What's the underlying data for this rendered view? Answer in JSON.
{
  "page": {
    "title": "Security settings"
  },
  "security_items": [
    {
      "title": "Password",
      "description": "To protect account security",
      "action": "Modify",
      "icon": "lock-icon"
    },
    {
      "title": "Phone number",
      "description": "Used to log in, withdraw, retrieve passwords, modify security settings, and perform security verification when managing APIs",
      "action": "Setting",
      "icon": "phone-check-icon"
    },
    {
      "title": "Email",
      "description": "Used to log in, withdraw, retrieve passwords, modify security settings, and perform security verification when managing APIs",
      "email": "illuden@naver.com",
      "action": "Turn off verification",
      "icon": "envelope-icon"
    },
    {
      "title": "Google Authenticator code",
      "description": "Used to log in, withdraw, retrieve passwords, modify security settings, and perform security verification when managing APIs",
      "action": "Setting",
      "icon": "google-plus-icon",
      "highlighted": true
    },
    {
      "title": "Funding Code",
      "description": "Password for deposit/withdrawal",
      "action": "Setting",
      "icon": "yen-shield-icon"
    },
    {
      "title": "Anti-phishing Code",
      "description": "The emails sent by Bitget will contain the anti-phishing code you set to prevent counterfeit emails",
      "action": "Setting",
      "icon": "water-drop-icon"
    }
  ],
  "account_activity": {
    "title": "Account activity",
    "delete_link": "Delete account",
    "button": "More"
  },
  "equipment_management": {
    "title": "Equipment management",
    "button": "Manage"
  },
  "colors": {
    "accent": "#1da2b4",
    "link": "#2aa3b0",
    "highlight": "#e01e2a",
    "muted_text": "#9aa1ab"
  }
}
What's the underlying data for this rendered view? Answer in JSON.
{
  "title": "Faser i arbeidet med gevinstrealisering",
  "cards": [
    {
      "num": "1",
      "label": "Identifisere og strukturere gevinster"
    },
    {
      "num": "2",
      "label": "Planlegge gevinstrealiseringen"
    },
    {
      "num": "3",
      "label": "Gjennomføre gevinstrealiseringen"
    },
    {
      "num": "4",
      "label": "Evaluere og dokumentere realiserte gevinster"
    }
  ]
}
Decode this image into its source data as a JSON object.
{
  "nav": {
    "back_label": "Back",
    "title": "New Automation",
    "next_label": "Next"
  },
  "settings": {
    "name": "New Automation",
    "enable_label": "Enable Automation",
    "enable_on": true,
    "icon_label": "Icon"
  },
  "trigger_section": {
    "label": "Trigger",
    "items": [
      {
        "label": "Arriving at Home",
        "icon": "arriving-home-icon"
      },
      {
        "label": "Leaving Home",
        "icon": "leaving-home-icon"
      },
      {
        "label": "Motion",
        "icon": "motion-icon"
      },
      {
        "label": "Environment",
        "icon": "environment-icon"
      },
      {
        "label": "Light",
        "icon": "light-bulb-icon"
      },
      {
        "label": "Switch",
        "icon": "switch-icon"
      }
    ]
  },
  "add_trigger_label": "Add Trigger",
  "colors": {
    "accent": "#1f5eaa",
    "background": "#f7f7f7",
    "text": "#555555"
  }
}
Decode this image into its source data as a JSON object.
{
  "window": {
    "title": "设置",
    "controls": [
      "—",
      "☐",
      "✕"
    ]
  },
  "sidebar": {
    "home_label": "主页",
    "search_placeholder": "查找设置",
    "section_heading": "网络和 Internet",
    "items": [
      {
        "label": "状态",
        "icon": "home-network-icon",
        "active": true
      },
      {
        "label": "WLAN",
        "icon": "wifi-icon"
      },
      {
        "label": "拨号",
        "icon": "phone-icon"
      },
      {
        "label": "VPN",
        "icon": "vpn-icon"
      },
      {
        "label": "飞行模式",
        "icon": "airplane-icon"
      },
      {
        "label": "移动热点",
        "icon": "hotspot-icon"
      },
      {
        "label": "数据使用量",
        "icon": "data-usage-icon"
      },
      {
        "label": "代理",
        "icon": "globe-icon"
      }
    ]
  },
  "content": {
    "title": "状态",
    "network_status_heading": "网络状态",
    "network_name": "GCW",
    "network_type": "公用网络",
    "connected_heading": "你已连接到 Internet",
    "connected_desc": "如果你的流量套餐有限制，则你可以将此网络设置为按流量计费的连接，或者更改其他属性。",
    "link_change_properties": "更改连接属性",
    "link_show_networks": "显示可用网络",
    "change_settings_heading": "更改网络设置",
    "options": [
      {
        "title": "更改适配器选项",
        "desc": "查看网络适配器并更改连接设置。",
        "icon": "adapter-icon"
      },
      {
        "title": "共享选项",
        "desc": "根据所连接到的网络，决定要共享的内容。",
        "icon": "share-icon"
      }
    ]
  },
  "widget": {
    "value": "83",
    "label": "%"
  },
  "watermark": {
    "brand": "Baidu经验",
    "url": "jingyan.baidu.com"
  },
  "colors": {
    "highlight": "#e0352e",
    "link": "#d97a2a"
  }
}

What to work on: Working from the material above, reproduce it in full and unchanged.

Answer to this task:
What's the underlying data for this rendered view? Answer in JSON.
{
  "page": {
    "title": "Security settings"
  },
  "security_items": [
    {
      "title": "Password",
      "description": "To protect account security",
      "action": "Modify",
      "icon": "lock-icon"
    },
    {
      "title": "Phone number",
      "description": "Used to log in, withdraw, retrieve passwords, modify security settings, and perform security verification when managing APIs",
      "action": "Setting",
      "icon": "phone-check-icon"
    },
    {
      "title": "Email",
      "description": "Used to log in, withdraw, retrieve passwords, modify security settings, and perform security verification when managing APIs",
      "email": "illuden@naver.com",
      "action": "Turn off verification",
      "icon": "envelope-icon"
    },
    {
      "title": "Google Authenticator code",
      "description": "Used to log in, withdraw, retrieve passwords, modify security settings, and perform security verification when managing APIs",
      "action": "Setting",
      "icon": "google-plus-icon",
      "highlighted": true
    },
    {
      "title": "Funding Code",
      "description": "Password for deposit/withdrawal",
      "action": "Setting",
      "icon": "yen-shield-icon"
    },
    {
      "title": "Anti-phishing Code",
      "description": "The emails sent by Bitget will contain the anti-phishing code you set to prevent counterfeit emails",
      "action": "Setting",
      "icon": "water-drop-icon"
    }
  ],
  "account_activity": {
    "title": "Account activity",
    "delete_link": "Delete account",
    "button": "More"
  },
  "equipment_management": {
    "title": "Equipment management",
    "button": "Manage"
  },
  "colors": {
    "accent": "#1da2b4",
    "link": "#2aa3b0",
    "highlight": "#e01e2a",
    "muted_text": "#9aa1ab"
  }
}
What's the underlying data for this rendered view? Answer in JSON.
{
  "title": "Faser i arbeidet med gevinstrealisering",
  "cards": [
    {
      "num": "1",
      "label": "Identifisere og strukturere gevinster"
    },
    {
      "num": "2",
      "label": "Planlegge gevinstrealiseringen"
    },
    {
      "num": "3",
      "label": "Gjennomføre gevinstrealiseringen"
    },
    {
      "num": "4",
      "label": "Evaluere og dokumentere realiserte gevinster"
    }
  ]
}
Decode this image into its source data as a JSON object.
{
  "nav": {
    "back_label": "Back",
    "title": "New Automation",
    "next_label": "Next"
  },
  "settings": {
    "name": "New Automation",
    "enable_label": "Enable Automation",
    "enable_on": true,
    "icon_label": "Icon"
  },
  "trigger_section": {
    "label": "Trigger",
    "items": [
      {
        "label": "Arriving at Home",
        "icon": "arriving-home-icon"
      },
      {
        "label": "Leaving Home",
        "icon": "leaving-home-icon"
      },
      {
        "label": "Motion",
        "icon": "motion-icon"
      },
      {
        "label": "Environment",
        "icon": "environment-icon"
      },
      {
        "label": "Light",
        "icon": "light-bulb-icon"
      },
      {
        "label": "Switch",
        "icon": "switch-icon"
      }
    ]
  },
  "add_trigger_label": "Add Trigger",
  "colors": {
    "accent": "#1f5eaa",
    "background": "#f7f7f7",
    "text": "#555555"
  }
}
Decode this image into its source data as a JSON object.
{
  "window": {
    "title": "设置",
    "controls": [
      "—",
      "☐",
      "✕"
    ]
  },
  "sidebar": {
    "home_label": "主页",
    "search_placeholder": "查找设置",
    "section_heading": "网络和 Internet",
    "items": [
      {
        "label": "状态",
        "icon": "home-network-icon",
        "active": true
      },
      {
        "label": "WLAN",
        "icon": "wifi-icon"
      },
      {
        "label": "拨号",
        "icon": "phone-icon"
      },
      {
        "label": "VPN",
        "icon": "vpn-icon"
      },
      {
        "label": "飞行模式",
        "icon": "airplane-icon"
      },
      {
        "label": "移动热点",
        "icon": "hotspot-icon"
      },
      {
        "label": "数据使用量",
        "icon": "data-usage-icon"
      },
      {
        "label": "代理",
        "icon": "globe-icon"
      }
    ]
  },
  "content": {
    "title": "状态",
    "network_status_heading": "网络状态",
    "network_name": "GCW",
    "network_type": "公用网络",
    "connected_heading": "你已连接到 Internet",
    "connected_desc": "如果你的流量套餐有限制，则你可以将此网络设置为按流量计费的连接，或者更改其他属性。",
    "link_change_properties": "更改连接属性",
    "link_show_networks": "显示可用网络",
    "change_settings_heading": "更改网络设置",
    "options": [
      {
        "title": "更改适配器选项",
        "desc": "查看网络适配器并更改连接设置。",
        "icon": "adapter-icon"
      },
      {
        "title": "共享选项",
        "desc": "根据所连接到的网络，决定要共享的内容。",
        "icon": "share-icon"
      }
    ]
  },
  "widget": {
    "value": "83",
    "label": "%"
  },
  "watermark": {
    "brand": "Baidu经验",
    "url": "jingyan.baidu.com"
  },
  "colors": {
    "highlight": "#e0352e",
    "link": "#d97a2a"
  }
}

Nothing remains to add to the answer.